Date: Friday, 10 March 2017
When the news reached Adiqa that Kenya’s Dadaab refugee camps would soon be shut down and everyone living in them had to leave, she wasn’t sure what to do. It seemed like madness to just pack up and go, after living there for the past five years. All her children were going to school for free. But dawdling didn’t seem to be an option either.
In the end, Adiqa and her husband decided to go with the flow. Together with other families, Adiqa, who was eight months pregnant at the time, her husband and their five children set out on the journey back to Somalia. On August 29, they arrived in Kismayo, the capital city of the Lower Juba region in southern Somalia. Just days later, her sixth child, a boy, was born. They named him Geedi, which means “traveller”.
Since the start of the voluntary return of Somali refugees from Kenya in December 2014, following the signing of a tripartite agreement between the two governments and the United Nations High Commissioner for Refugees, more than 38 000 refugees have returned.
The bulk of them — 32 000 —returned when the repatriation process intensified ahead of the November 2016 deadline for the camps’ closure. Most settled in Kismayo, with others going on to Mogadishu, Baidoa and other cities and towns in southern Somalia.
When I met Adiqa and baby Geedi, who was three months old, they were at a health clinic near the displaced persons’ camp they were living in, waiting to get Geedi checked for signs of malnutrition. Basic health and nutrition services have been provided free to all children and mothers — returnees and residents of host communities alike.
The returnees are also getting extra assistance to help them settle, including $90 worth of food a month from the World Food Programme (WFP) and $50 a month in cash from the United Nations Children’s Fund (Unicef), for six months.

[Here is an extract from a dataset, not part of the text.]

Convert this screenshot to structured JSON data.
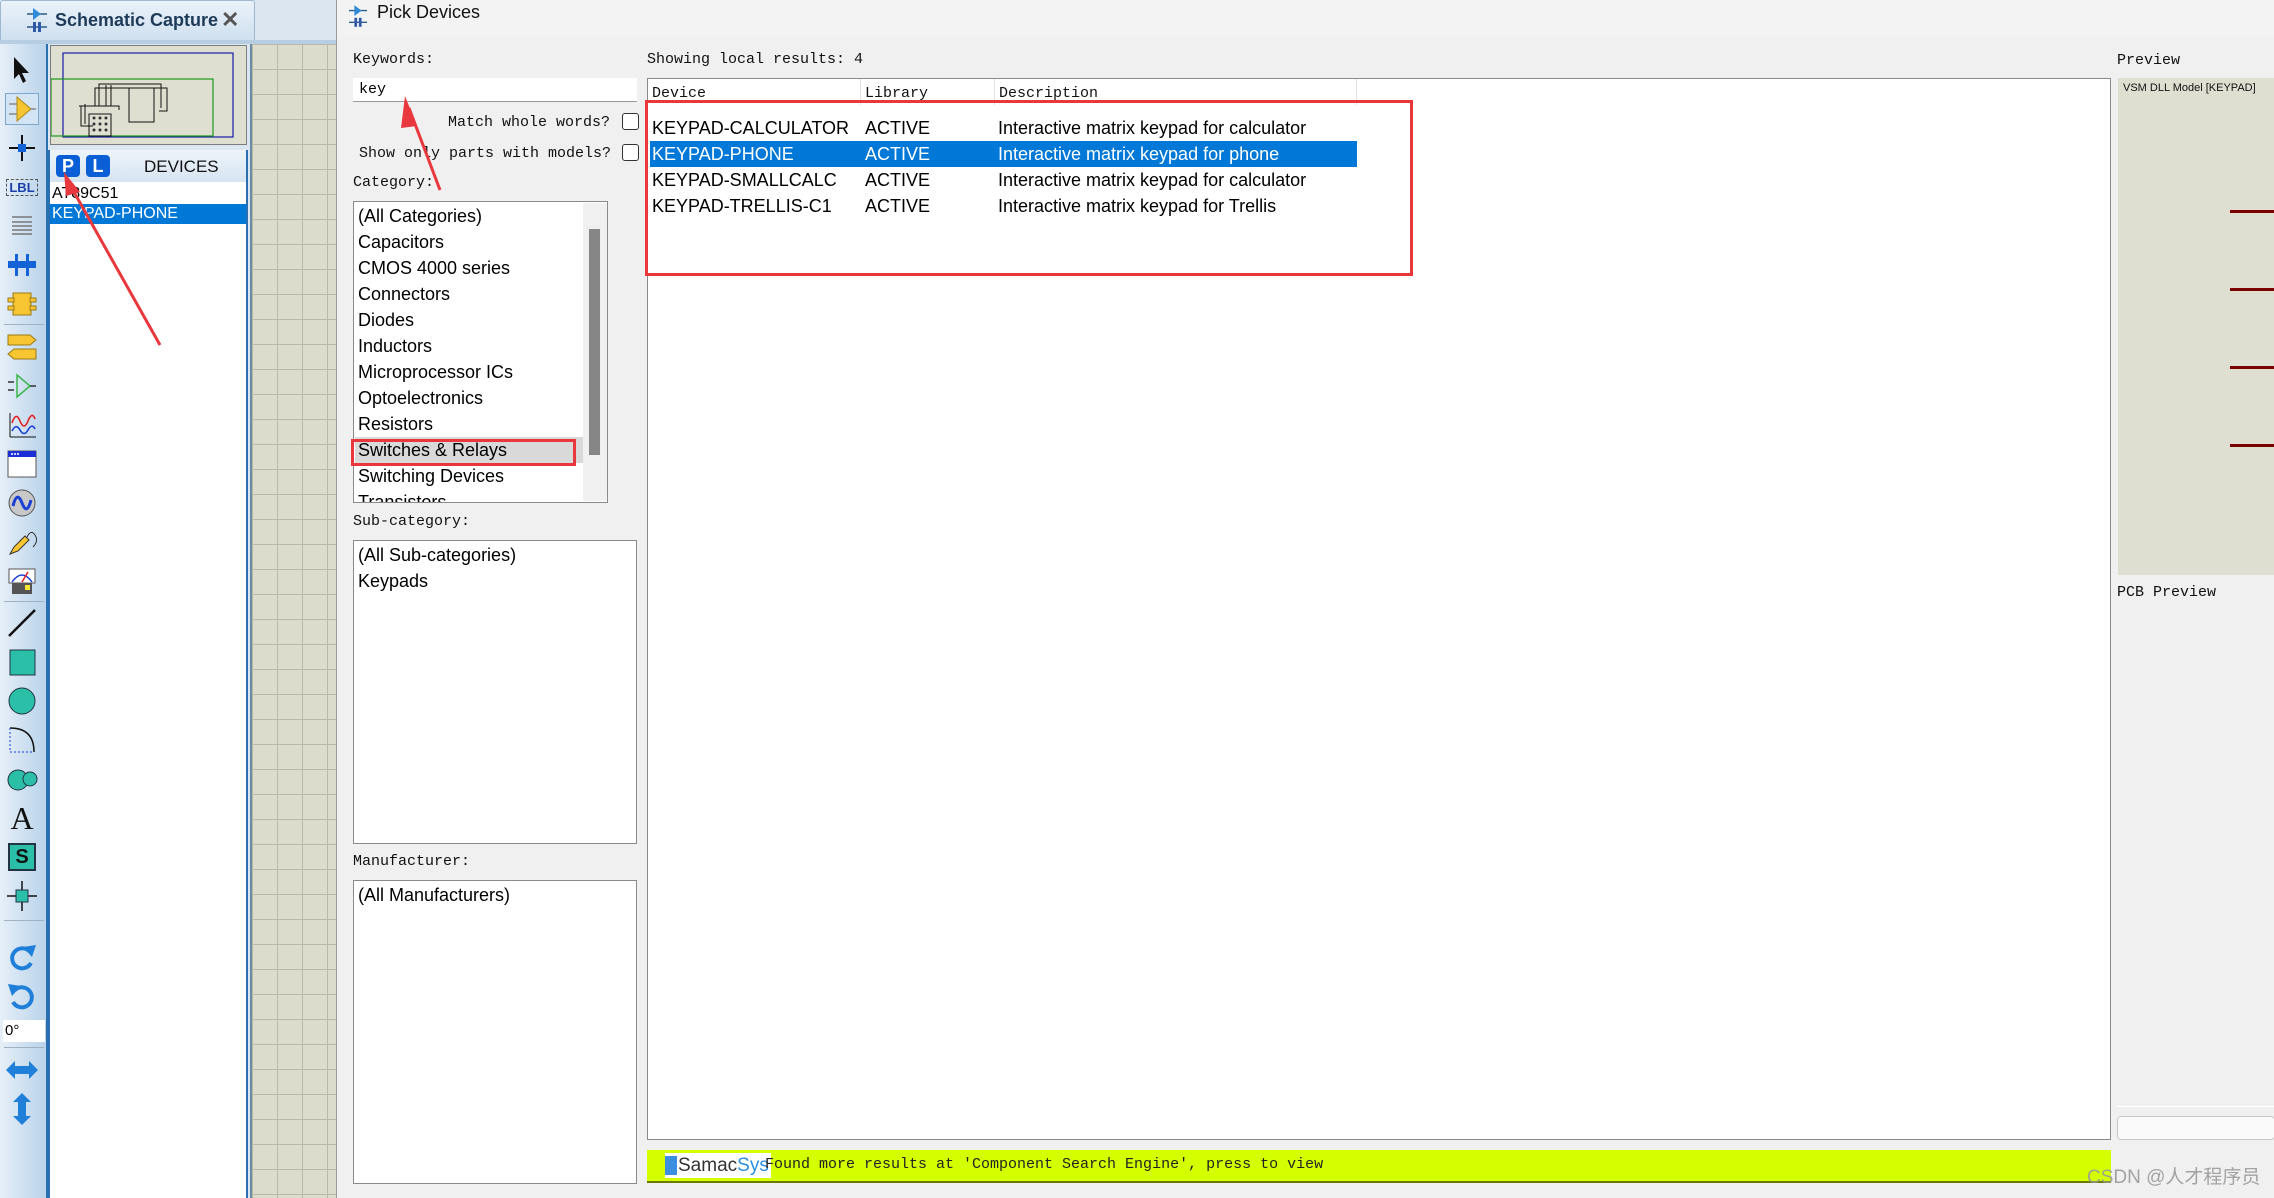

“When we arrived at the way station, they registered us and took fingerprints of all my 10 fingers, then gave me this card,” said Adiqa, with Geedi strapped to her chest, sound asleep. The card was loaded with the monetary assistance from the WFP and Unicef, and can be redeemed at any authorised shop for food or cash. The United Kingdom’s international development department is the major donor behind this innovative work, with a $7‑million contribution in 2016-2017 to the UN agencies working to support the resettlement of the Dadaab returnees.
“We are getting rice, sugar, vegetable oil and flour every month and that’s a big help, but they finish quickly so we have to look for other ways to support ourselves. My husband searches for charcoal and sells it in the market. He also delivers water to people to make some money,” said Adiqa.
Obtaining a decent place to live, enough food to feed the children, and basic health and education services is a daily struggle for millions of Somalis, and it is more so for the returnees. Many are disheartened by the reality they have found in their home country — poor living conditions, lack of jobs, no schools for their children and violence by extremist groups. Yet despite the frustration, disappointment and even helplessness that I heard in their stories, there was never regret.
Shuaib Barre Elmi (61) arrived in Kismayo in August. He now lives with his family in a camp for displaced persons and pays $20 a month in rent, which is no small amount for most Somalis. On top of that, he has to pay for firewood and water. “We were not given other options,” he said about the return. “Now we are here, and we are here to stay. We just wish that we could live in peace and have access to services.”
“They told us the camps would be closed by November and that we must go back to Somalia,” said Hawo Mudey Hasan. Her 10-month-old baby, Isho, had just been weighed by health workers. “When someone comes to you and tells you: ‘You can go home now,’ what could be better than that?”
This year, thousands more refugees are expected to return home from Dadaab. Meeting their basic needs will perhaps be one of the greatest tests of the ability of local governments and international aid agencies. They will be arriving in the middle of a severe drought that has now spread across Somalia.
More than half of Somalia’s total population of 11‑million people are in need of humanitarian assistance. The impact of the drought has been felt particularly hard by children — 326 000 under-fives are malnourished and the number is expected to rise to 944 000 this year.
Despite this, the returnees are determined to stay and be part of their communities. “I have no plan to go back to Dadaab,” said Quaali Khalif, a mother of six. “This is my country, and I am happy to be back. We need shelter, food and integration, in that order.” — Unicef